Virtualization Friendly Chargeback
Many, many customers use this best practice to foster adoption of virtualization especially in the early stages. Once they have their virtualization infrastructure set up (Servers, storage, network, vSphere), when a server is requested by the business they offer the following:
A – you can have a physical server is 8 weeks (typically) and you pay for it
B – you can get a virtual server tomorrow and it is free
Of course B assumes that:
- They have changed their processes so that they can actually provision a virtual machine overnight. This is not always true. We found cases where the actual provisioning task takes few hours at most but the process overall still take weeks because of the existing approval process red tape.
- That the customer found ways to fund the initial investment in the virtualization infrastructure, typically by using the savings from server consolidation to fund the storage and VMware software costs.
This practice fosters adoption as people tend to like immediate free gratification over for-charge delayed gratification.

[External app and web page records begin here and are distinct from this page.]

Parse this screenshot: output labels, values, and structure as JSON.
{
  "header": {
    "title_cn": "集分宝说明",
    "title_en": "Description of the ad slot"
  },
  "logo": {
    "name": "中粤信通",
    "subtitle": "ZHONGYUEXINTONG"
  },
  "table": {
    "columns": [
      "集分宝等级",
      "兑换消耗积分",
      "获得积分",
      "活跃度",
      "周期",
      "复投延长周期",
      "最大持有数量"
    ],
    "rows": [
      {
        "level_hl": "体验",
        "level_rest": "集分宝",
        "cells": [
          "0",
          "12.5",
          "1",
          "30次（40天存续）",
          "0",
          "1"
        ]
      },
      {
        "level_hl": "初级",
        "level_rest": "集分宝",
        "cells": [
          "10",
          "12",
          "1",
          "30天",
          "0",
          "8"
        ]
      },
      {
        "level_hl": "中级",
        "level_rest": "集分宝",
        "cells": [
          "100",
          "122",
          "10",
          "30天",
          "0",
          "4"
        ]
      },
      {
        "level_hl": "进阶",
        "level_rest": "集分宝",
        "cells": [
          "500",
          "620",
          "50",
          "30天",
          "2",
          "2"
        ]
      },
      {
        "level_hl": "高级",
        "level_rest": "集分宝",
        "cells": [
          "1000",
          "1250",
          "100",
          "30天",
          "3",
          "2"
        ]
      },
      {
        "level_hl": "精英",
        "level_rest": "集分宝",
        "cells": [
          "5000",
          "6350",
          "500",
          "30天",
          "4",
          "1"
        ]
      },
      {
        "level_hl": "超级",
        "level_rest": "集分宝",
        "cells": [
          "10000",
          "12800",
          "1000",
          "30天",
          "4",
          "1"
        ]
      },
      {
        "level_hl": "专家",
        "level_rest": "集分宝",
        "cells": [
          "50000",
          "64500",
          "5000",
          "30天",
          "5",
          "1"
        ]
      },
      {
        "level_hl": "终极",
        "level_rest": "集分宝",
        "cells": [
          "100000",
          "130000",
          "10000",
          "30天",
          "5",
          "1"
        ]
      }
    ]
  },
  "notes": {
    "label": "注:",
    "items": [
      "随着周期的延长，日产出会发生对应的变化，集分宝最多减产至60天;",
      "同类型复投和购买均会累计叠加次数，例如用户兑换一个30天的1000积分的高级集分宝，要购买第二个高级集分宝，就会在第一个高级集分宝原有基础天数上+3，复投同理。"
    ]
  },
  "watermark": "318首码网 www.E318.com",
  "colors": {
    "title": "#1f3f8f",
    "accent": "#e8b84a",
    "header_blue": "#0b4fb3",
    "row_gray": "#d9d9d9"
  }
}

Of course, when the customer reaches higher level of virtualization, this model breaks own and they need to institute a more sophisticated chargeback framework to cover their costs.
Never Say No to a virtual Machine Request

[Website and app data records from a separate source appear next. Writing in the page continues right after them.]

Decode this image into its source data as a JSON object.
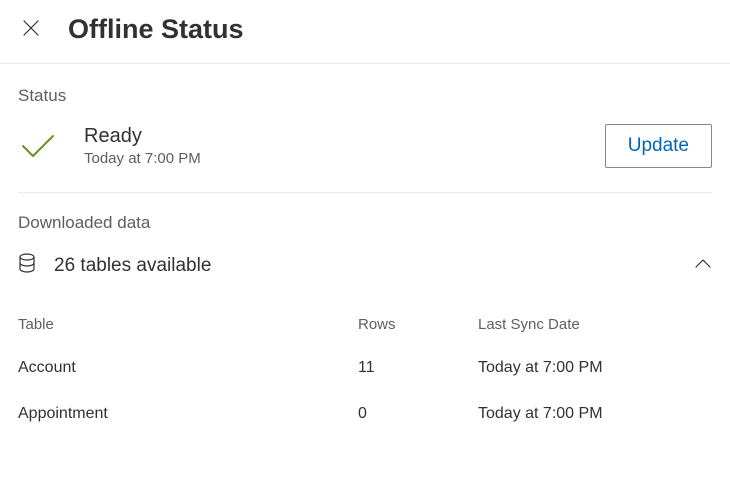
{
  "header": {
    "title": "Offline Status"
  },
  "status": {
    "section_label": "Status",
    "state": "Ready",
    "timestamp": "Today at 7:00 PM",
    "update_label": "Update"
  },
  "downloaded": {
    "section_label": "Downloaded data",
    "summary": "26 tables available",
    "columns": {
      "table": "Table",
      "rows": "Rows",
      "last_sync": "Last Sync Date"
    },
    "rows": [
      {
        "table": "Account",
        "rows": "11",
        "last_sync": "Today at 7:00 PM"
      },
      {
        "table": "Appointment",
        "rows": "0",
        "last_sync": "Today at 7:00 PM"
      }
    ]
  },
  "colors": {
    "link": "#0067b8",
    "check": "#6b8e23",
    "text_primary": "#323130",
    "text_secondary": "#605e5c",
    "border": "#edebe9"
  }
}
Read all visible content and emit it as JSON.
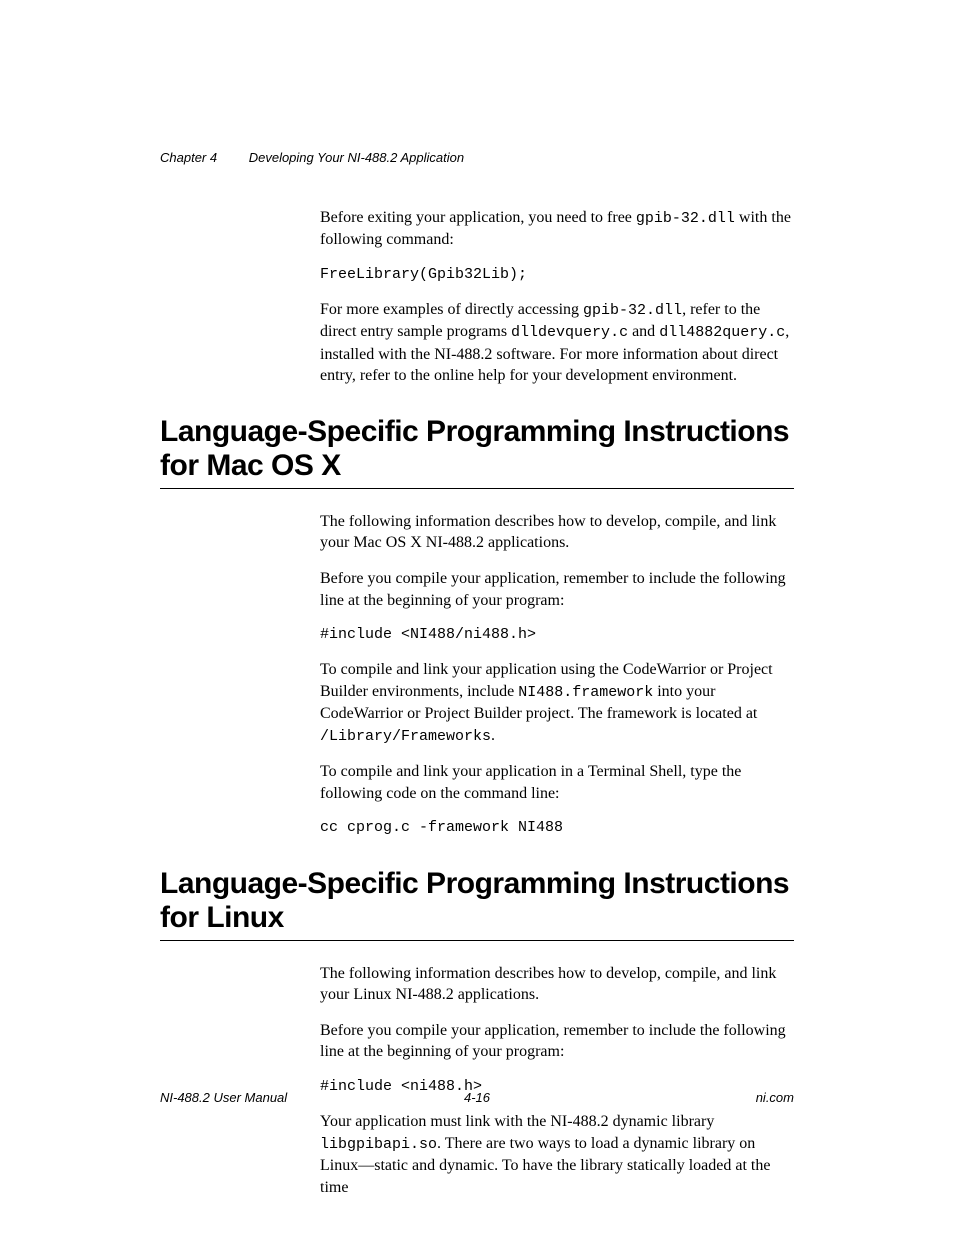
{
  "header": {
    "chapter_label": "Chapter 4",
    "chapter_title": "Developing Your NI-488.2 Application"
  },
  "intro": {
    "p1_a": "Before exiting your application, you need to free ",
    "p1_code": "gpib-32.dll",
    "p1_b": " with the following command:",
    "code1": "FreeLibrary(Gpib32Lib);",
    "p2_a": "For more examples of directly accessing ",
    "p2_code1": "gpib-32.dll",
    "p2_b": ", refer to the direct entry sample programs ",
    "p2_code2": "dlldevquery.c",
    "p2_c": " and ",
    "p2_code3": "dll4882query.c",
    "p2_d": ", installed with the NI-488.2 software. For more information about direct entry, refer to the online help for your development environment."
  },
  "mac": {
    "heading": "Language-Specific Programming Instructions for Mac OS X",
    "p1": "The following information describes how to develop, compile, and link your Mac OS X NI-488.2 applications.",
    "p2": "Before you compile your application, remember to include the following line at the beginning of your program:",
    "code1": "#include <NI488/ni488.h>",
    "p3_a": "To compile and link your application using the CodeWarrior or Project Builder environments, include ",
    "p3_code1": "NI488.framework",
    "p3_b": " into your CodeWarrior or Project Builder project. The framework is located at ",
    "p3_code2": "/Library/Frameworks",
    "p3_c": ".",
    "p4": "To compile and link your application in a Terminal Shell, type the following code on the command line:",
    "code2": "cc cprog.c -framework NI488"
  },
  "linux": {
    "heading": "Language-Specific Programming Instructions for Linux",
    "p1": "The following information describes how to develop, compile, and link your Linux NI-488.2 applications.",
    "p2": "Before you compile your application, remember to include the following line at the beginning of your program:",
    "code1": "#include <ni488.h>",
    "p3_a": "Your application must link with the NI-488.2 dynamic library ",
    "p3_code1": "libgpibapi.so",
    "p3_b": ". There are two ways to load a dynamic library on Linux—static and dynamic. To have the library statically loaded at the time"
  },
  "footer": {
    "left": "NI-488.2 User Manual",
    "center": "4-16",
    "right": "ni.com"
  }
}
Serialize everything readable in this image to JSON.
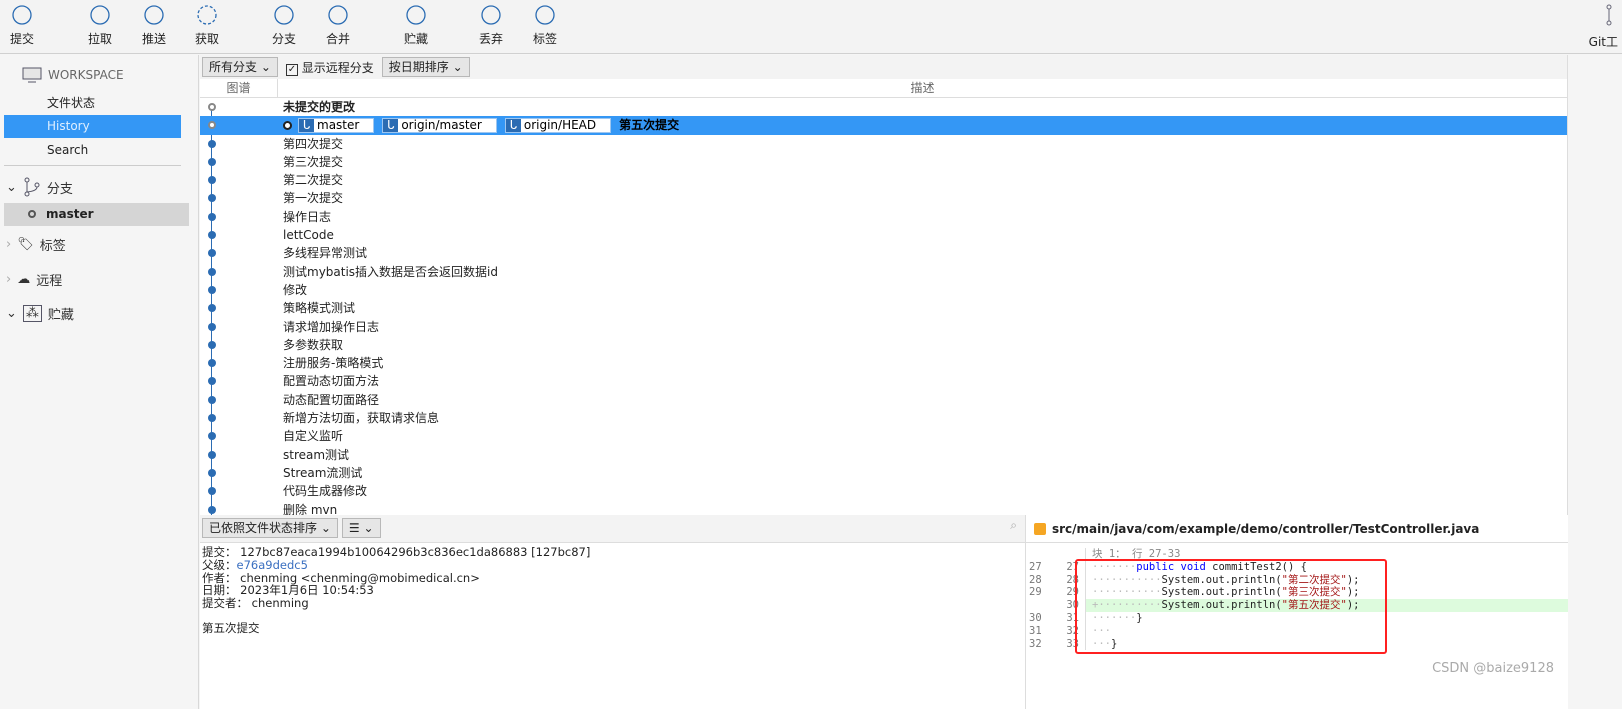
{
  "toolbar": {
    "items": [
      {
        "label": "提交",
        "icon": "plus-circle-icon"
      },
      {
        "label": "拉取",
        "icon": "arrow-down-circle-icon"
      },
      {
        "label": "推送",
        "icon": "arrow-up-circle-icon"
      },
      {
        "label": "获取",
        "icon": "fetch-icon"
      },
      {
        "label": "分支",
        "icon": "branch-icon"
      },
      {
        "label": "合并",
        "icon": "merge-icon"
      },
      {
        "label": "贮藏",
        "icon": "stash-icon"
      },
      {
        "label": "丢弃",
        "icon": "discard-icon"
      },
      {
        "label": "标签",
        "icon": "tag-icon"
      }
    ],
    "git_label": "Git工"
  },
  "sidebar": {
    "workspace": "WORKSPACE",
    "items": [
      {
        "label": "文件状态"
      },
      {
        "label": "History"
      },
      {
        "label": "Search"
      }
    ],
    "branches_label": "分支",
    "branch_master": "master",
    "tags_label": "标签",
    "remote_label": "远程",
    "stash_label": "贮藏"
  },
  "filter": {
    "branches": "所有分支",
    "show_remote": "显示远程分支",
    "sort": "按日期排序"
  },
  "columns": {
    "graph": "图谱",
    "desc": "描述"
  },
  "commits": {
    "uncommitted": "未提交的更改",
    "selected": {
      "refs": [
        "master",
        "origin/master",
        "origin/HEAD"
      ],
      "message": "第五次提交"
    },
    "list": [
      "第四次提交",
      "第三次提交",
      "第二次提交",
      "第一次提交",
      "操作日志",
      "lettCode",
      "多线程异常测试",
      "测试mybatis插入数据是否会返回数据id",
      "修改",
      "策略模式测试",
      "请求增加操作日志",
      "多参数获取",
      "注册服务-策略模式",
      "配置动态切面方法",
      "动态配置切面路径",
      "新增方法切面，获取请求信息",
      "自定义监听",
      "stream测试",
      "Stream流测试",
      "代码生成器修改",
      "删除 mvn"
    ]
  },
  "details": {
    "sort": "已依照文件状态排序",
    "commit": "提交： 127bc87eaca1994b10064296b3c836ec1da86883 [127bc87]",
    "parent_label": "父级：",
    "parent": "e76a9dedc5",
    "author": "作者： chenming <chenming@mobimedical.cn>",
    "date": "日期： 2023年1月6日 10:54:53",
    "committer": "提交者： chenming",
    "message": "第五次提交"
  },
  "diff": {
    "file": "src/main/java/com/example/demo/controller/TestController.java",
    "hunk": "块 1： 行 27-33",
    "lines": [
      {
        "old": "27",
        "new": "27",
        "pre": "·······",
        "kw": "public void",
        "rest": " commitTest2() {",
        "str": "",
        "end": "",
        "added": false
      },
      {
        "old": "28",
        "new": "28",
        "pre": "···········",
        "kw": "",
        "rest": "System.out.println(",
        "str": "\"第二次提交\"",
        "end": ");",
        "added": false
      },
      {
        "old": "29",
        "new": "29",
        "pre": "···········",
        "kw": "",
        "rest": "System.out.println(",
        "str": "\"第三次提交\"",
        "end": ");",
        "added": false
      },
      {
        "old": "",
        "new": "30",
        "pre": "+··········",
        "kw": "",
        "rest": "System.out.println(",
        "str": "\"第五次提交\"",
        "end": ");",
        "added": true
      },
      {
        "old": "30",
        "new": "31",
        "pre": "·······",
        "kw": "",
        "rest": "}",
        "str": "",
        "end": "",
        "added": false
      },
      {
        "old": "31",
        "new": "32",
        "pre": "···",
        "kw": "",
        "rest": "",
        "str": "",
        "end": "",
        "added": false
      },
      {
        "old": "32",
        "new": "33",
        "pre": "···",
        "kw": "",
        "rest": "}",
        "str": "",
        "end": "",
        "added": false
      }
    ]
  },
  "watermark": "CSDN @baize9128",
  "colors": {
    "accent": "#3497f5",
    "highlight_box": "#ff2020",
    "added_line": "#ddfbdd"
  }
}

This is often used in conjunction with the best practice above. Once IT is comfortable virtualizing a given set of applications, they should never say no when the business requests the provisioning of such type of apps as virtual machines. This is so that virtualization is always the path of least resistance thus fostering adoption and scaling cost savings.
These two best practice are built on a third one

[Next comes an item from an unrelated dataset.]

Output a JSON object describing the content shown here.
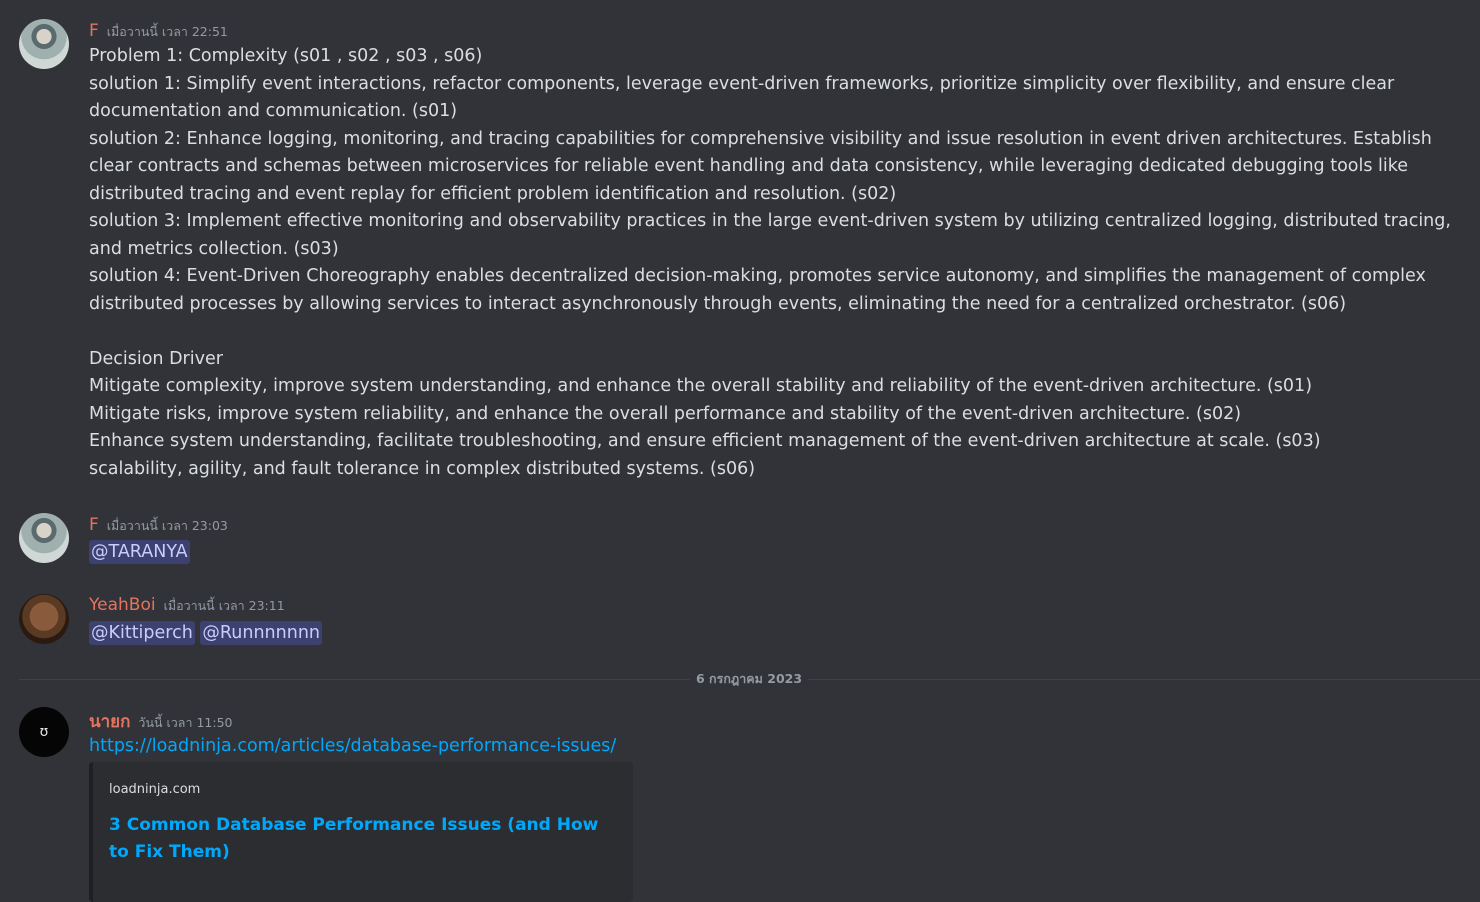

Always keep Room for Growth
IT should always monitor the capacity of their virtual infrastructure to make sure there is always room for growth and expansion. If you hit a wall and you stall for 8 weeks to provision additional storage and servers to make room for more virtualization the two best practices above are put on hold and the virtualization skeptics may take the chance to say “see, even with virtualization you need 8 weeks”…
Mastering the user of vMotion is truly a big inflection point for our customers. It allows them to do maintenance without disruption thus avoiding working weekends. vMotion really allows them to experience one of the advantages of hardware abstraction and virtual machine mobility. There is another big inflection point and ah ahhh moment when customers start using DRS, but they typically do this a little later in their adoption journey.
We found customers who organize lunch and learn or brown bags sessions to evangelize the advantages of virtualization through the demonstration of a live vMotion to other IT teams or even their business counterpart.
It is a great internal selling tool.
Install Workstation on the CEO Laptop
We learned this from an SMB where the CIO got very comfortable with VMware technology and wanted to transform his IT computing platform using it but he realized that he needed support from the very top to be successful with such transformation. He needed to make virtualization tangible to his upper management along the lines of when people achieve with the vMotion demo above.
So, this CIO decided to install VMware Workstation on his CEO’s laptop so that the CEO could run the image of his home computer on his laptop.
What he was actually doing was to work on the sponsorship aspect of virtualization.
12 months later this company was fully virtualized. I should probably write a whole post on them as they did a number of different things just right like training the team proactively, virtualizing business applications and databases even despite lack of ISV official support statement (this was when Microsoft did not fully supported VMware yet).